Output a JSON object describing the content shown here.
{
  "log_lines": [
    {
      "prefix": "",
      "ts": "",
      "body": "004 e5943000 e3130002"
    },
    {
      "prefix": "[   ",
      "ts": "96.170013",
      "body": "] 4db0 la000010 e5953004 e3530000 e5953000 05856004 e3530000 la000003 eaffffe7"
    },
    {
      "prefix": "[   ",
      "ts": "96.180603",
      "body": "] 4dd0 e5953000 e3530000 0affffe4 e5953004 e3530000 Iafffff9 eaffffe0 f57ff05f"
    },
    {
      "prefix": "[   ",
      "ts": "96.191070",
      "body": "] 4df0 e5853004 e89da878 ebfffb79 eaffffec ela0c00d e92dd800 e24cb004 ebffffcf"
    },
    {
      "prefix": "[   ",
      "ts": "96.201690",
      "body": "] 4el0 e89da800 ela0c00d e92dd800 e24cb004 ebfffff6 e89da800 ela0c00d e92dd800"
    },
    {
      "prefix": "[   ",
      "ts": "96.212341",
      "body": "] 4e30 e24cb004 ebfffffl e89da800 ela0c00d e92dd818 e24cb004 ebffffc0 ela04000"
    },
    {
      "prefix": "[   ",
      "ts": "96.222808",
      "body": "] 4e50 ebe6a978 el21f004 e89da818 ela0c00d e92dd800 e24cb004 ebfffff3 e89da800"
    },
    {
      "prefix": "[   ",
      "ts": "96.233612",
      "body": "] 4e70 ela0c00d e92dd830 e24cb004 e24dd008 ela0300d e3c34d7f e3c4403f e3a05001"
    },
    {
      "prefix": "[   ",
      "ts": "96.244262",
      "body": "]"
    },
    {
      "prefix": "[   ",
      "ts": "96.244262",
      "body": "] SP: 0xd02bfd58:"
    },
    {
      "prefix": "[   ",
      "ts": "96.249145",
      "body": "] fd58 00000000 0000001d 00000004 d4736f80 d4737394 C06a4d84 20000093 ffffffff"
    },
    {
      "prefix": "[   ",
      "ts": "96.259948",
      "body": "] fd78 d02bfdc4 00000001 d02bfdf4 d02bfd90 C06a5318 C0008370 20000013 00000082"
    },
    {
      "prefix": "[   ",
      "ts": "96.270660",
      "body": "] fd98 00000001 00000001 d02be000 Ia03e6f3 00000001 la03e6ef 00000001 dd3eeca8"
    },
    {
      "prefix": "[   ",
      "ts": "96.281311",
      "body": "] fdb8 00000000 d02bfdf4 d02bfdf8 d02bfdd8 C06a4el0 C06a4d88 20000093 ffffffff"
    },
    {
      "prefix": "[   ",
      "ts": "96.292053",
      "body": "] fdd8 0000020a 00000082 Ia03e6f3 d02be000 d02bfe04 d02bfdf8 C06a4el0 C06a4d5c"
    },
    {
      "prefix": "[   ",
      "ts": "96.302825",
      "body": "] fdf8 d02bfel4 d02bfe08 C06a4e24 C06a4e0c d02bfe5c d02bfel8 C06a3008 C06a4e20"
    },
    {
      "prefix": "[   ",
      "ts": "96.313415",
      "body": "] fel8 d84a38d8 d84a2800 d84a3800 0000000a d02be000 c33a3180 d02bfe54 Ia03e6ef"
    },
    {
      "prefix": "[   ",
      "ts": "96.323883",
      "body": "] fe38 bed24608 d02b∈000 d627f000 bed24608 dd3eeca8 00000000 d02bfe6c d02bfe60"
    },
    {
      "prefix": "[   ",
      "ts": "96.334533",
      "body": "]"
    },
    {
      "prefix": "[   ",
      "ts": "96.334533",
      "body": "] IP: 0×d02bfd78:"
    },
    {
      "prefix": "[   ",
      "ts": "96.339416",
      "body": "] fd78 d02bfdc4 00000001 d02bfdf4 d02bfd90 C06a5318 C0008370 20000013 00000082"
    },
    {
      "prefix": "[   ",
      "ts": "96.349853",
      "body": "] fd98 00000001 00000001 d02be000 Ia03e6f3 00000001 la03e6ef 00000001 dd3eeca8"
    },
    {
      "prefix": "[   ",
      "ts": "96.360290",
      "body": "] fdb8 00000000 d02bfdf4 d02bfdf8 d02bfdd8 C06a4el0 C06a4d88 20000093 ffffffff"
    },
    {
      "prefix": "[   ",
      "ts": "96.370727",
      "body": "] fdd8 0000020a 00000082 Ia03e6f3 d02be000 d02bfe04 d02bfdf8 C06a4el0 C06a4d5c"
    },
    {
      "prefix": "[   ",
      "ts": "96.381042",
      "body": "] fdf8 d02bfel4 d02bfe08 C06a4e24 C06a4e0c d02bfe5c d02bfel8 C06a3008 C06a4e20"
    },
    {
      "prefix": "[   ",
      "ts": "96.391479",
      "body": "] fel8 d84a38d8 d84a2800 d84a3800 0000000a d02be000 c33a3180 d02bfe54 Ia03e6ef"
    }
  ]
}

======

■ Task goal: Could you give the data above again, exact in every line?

■ Solution to the exercise:
Output a JSON object describing the content shown here.
{
  "log_lines": [
    {
      "prefix": "",
      "ts": "",
      "body": "004 e5943000 e3130002"
    },
    {
      "prefix": "[   ",
      "ts": "96.170013",
      "body": "] 4db0 la000010 e5953004 e3530000 e5953000 05856004 e3530000 la000003 eaffffe7"
    },
    {
      "prefix": "[   ",
      "ts": "96.180603",
      "body": "] 4dd0 e5953000 e3530000 0affffe4 e5953004 e3530000 Iafffff9 eaffffe0 f57ff05f"
    },
    {
      "prefix": "[   ",
      "ts": "96.191070",
      "body": "] 4df0 e5853004 e89da878 ebfffb79 eaffffec ela0c00d e92dd800 e24cb004 ebffffcf"
    },
    {
      "prefix": "[   ",
      "ts": "96.201690",
      "body": "] 4el0 e89da800 ela0c00d e92dd800 e24cb004 ebfffff6 e89da800 ela0c00d e92dd800"
    },
    {
      "prefix": "[   ",
      "ts": "96.212341",
      "body": "] 4e30 e24cb004 ebfffffl e89da800 ela0c00d e92dd818 e24cb004 ebffffc0 ela04000"
    },
    {
      "prefix": "[   ",
      "ts": "96.222808",
      "body": "] 4e50 ebe6a978 el21f004 e89da818 ela0c00d e92dd800 e24cb004 ebfffff3 e89da800"
    },
    {
      "prefix": "[   ",
      "ts": "96.233612",
      "body": "] 4e70 ela0c00d e92dd830 e24cb004 e24dd008 ela0300d e3c34d7f e3c4403f e3a05001"
    },
    {
      "prefix": "[   ",
      "ts": "96.244262",
      "body": "]"
    },
    {
      "prefix": "[   ",
      "ts": "96.244262",
      "body": "] SP: 0xd02bfd58:"
    },
    {
      "prefix": "[   ",
      "ts": "96.249145",
      "body": "] fd58 00000000 0000001d 00000004 d4736f80 d4737394 C06a4d84 20000093 ffffffff"
    },
    {
      "prefix": "[   ",
      "ts": "96.259948",
      "body": "] fd78 d02bfdc4 00000001 d02bfdf4 d02bfd90 C06a5318 C0008370 20000013 00000082"
    },
    {
      "prefix": "[   ",
      "ts": "96.270660",
      "body": "] fd98 00000001 00000001 d02be000 Ia03e6f3 00000001 la03e6ef 00000001 dd3eeca8"
    },
    {
      "prefix": "[   ",
      "ts": "96.281311",
      "body": "] fdb8 00000000 d02bfdf4 d02bfdf8 d02bfdd8 C06a4el0 C06a4d88 20000093 ffffffff"
    },
    {
      "prefix": "[   ",
      "ts": "96.292053",
      "body": "] fdd8 0000020a 00000082 Ia03e6f3 d02be000 d02bfe04 d02bfdf8 C06a4el0 C06a4d5c"
    },
    {
      "prefix": "[   ",
      "ts": "96.302825",
      "body": "] fdf8 d02bfel4 d02bfe08 C06a4e24 C06a4e0c d02bfe5c d02bfel8 C06a3008 C06a4e20"
    },
    {
      "prefix": "[   ",
      "ts": "96.313415",
      "body": "] fel8 d84a38d8 d84a2800 d84a3800 0000000a d02be000 c33a3180 d02bfe54 Ia03e6ef"
    },
    {
      "prefix": "[   ",
      "ts": "96.323883",
      "body": "] fe38 bed24608 d02b∈000 d627f000 bed24608 dd3eeca8 00000000 d02bfe6c d02bfe60"
    },
    {
      "prefix": "[   ",
      "ts": "96.334533",
      "body": "]"
    },
    {
      "prefix": "[   ",
      "ts": "96.334533",
      "body": "] IP: 0×d02bfd78:"
    },
    {
      "prefix": "[   ",
      "ts": "96.339416",
      "body": "] fd78 d02bfdc4 00000001 d02bfdf4 d02bfd90 C06a5318 C0008370 20000013 00000082"
    },
    {
      "prefix": "[   ",
      "ts": "96.349853",
      "body": "] fd98 00000001 00000001 d02be000 Ia03e6f3 00000001 la03e6ef 00000001 dd3eeca8"
    },
    {
      "prefix": "[   ",
      "ts": "96.360290",
      "body": "] fdb8 00000000 d02bfdf4 d02bfdf8 d02bfdd8 C06a4el0 C06a4d88 20000093 ffffffff"
    },
    {
      "prefix": "[   ",
      "ts": "96.370727",
      "body": "] fdd8 0000020a 00000082 Ia03e6f3 d02be000 d02bfe04 d02bfdf8 C06a4el0 C06a4d5c"
    },
    {
      "prefix": "[   ",
      "ts": "96.381042",
      "body": "] fdf8 d02bfel4 d02bfe08 C06a4e24 C06a4e0c d02bfe5c d02bfel8 C06a3008 C06a4e20"
    },
    {
      "prefix": "[   ",
      "ts": "96.391479",
      "body": "] fel8 d84a38d8 d84a2800 d84a3800 0000000a d02be000 c33a3180 d02bfe54 Ia03e6ef"
    }
  ]
}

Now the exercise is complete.